PMP Certification Path:
This is one of the most important aspects when comparing these two certifications. As far as PMP is concerned, it’s just a single, stand-alone certification, but highly valued.
There are no basic or advanced levels of PMP. However, beginners in project management can opt for CAPM (Certified Associate in Project Management). This requires relatively lesser experience than the PMP exam.
ITIL Certification Path:
On the other hand, ITIL offers a certification path to accommodate the learning needs of IT professionals of different levels. This includes:
- ITIL Foundation
- ITIL Intermediate Level
- ITIL Managing Across the Lifecycle
- ITIL Expert Level
Here, we are discussing the merits of ITIL Foundation Level as compared with PMP for any project management professional. The foundation level imparts the knowledge of fundamental principles and concepts related to the ITIL Service Life cycle.
It helps them become familiar with the basic ideas of ITIL methodology and keep going in the right direction.
What does it take for a PMP?
Professionals require at least 7,500 hours or 4,500 hours of documented project management experience, depending on if they have a secondary-level diploma or a 4-year bachelor’s degree or its global equivalent, respectively. In addition, through a contact learning program a professional must earn 35 PDUs or Professional Development Units.
What does it take for ITIL Foundation Level?
For ITIL Foundation Level, there is no eligibility criterion for qualification or work experience for aspiring candidates. Moreover, it can be a good certification choice for IT professionals or business managers.
However, advanced levels of ITIL certification do need one to have earned preceding certification, including that of ITIL Foundation Level certification.
What does all of this Means?
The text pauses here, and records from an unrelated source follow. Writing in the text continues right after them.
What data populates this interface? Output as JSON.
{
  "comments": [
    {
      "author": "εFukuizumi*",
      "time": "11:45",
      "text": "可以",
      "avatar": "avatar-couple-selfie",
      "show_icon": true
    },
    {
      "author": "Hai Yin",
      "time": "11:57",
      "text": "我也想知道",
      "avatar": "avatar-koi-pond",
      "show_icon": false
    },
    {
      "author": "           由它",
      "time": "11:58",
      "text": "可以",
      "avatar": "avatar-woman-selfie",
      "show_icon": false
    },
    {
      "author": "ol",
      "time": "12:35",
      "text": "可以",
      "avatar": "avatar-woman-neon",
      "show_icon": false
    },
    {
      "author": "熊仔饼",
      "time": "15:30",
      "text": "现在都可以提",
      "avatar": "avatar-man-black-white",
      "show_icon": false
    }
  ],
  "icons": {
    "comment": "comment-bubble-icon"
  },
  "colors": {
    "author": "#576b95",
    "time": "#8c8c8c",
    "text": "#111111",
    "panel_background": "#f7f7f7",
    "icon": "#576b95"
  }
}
With almost no prerequisites, it is evident that it is difficult to consider ITIL Foundation Level certification on par with PMP. Comparing them as competing certifications regarding professional experience may not be fair.
However, the certification path that the Level opens up for professionals holds greater significance.
Going a step further, it may be a good idea for someone holding a PMP to opt for this Level of certification. It would help gain a basic understanding of IT service management and also help earn a good number of PDUs required to retain the PMP certification.
Any PMP should earn 60 PDUs within 3 years to retain the certification. Depending on the education provider, they should go for ITIL Foundation Level to get 17-25 PDUs.
Making the Hard Choice:
We can now attempt to compare and find out if and whether ITIL and PMP hold relevance to what kind of professionals.
At the outset, it may be clear that any project management professional in the non-IT industry also can safely stay away from ITIL.
However, this would be a good choice for PMP professionals who wants to learn IT service management.
Having said that, it may also be useful to remember which certification is more valued and favored by leading employers in your location.
Combining ITIL & PMP Methodologies:
Likewise, professionals with a PMP can learn a great deal with ITIL and combine the two approaches for better managing IT-related projects and understanding the intricacies of organization-level service management.
For someone in the IT industry, ITIL is a natural choice. However, in terms of professional recognition and expertise, it is recommended not to stop at Foundation Level and earn advanced ITIL certifications
Additionally, someone in the IT industry aspiring to be a project manager within or elsewhere would benefit from earning a PMP.
To summarize, ITIL and PMP represent two completely different methodologies that find application in different industry-based contexts. They do have their areas of overlapping functionalities.
If they are brought together, as some experts aggressively advocate, it can also serve as a fitting example of the whole being greater than the sum of its parts.
This is because a synergistic combination of these approaches would not only help manage individual projects better and improve service management. This would ultimately lead to the creation of value-driven services within the project and the organizational service management.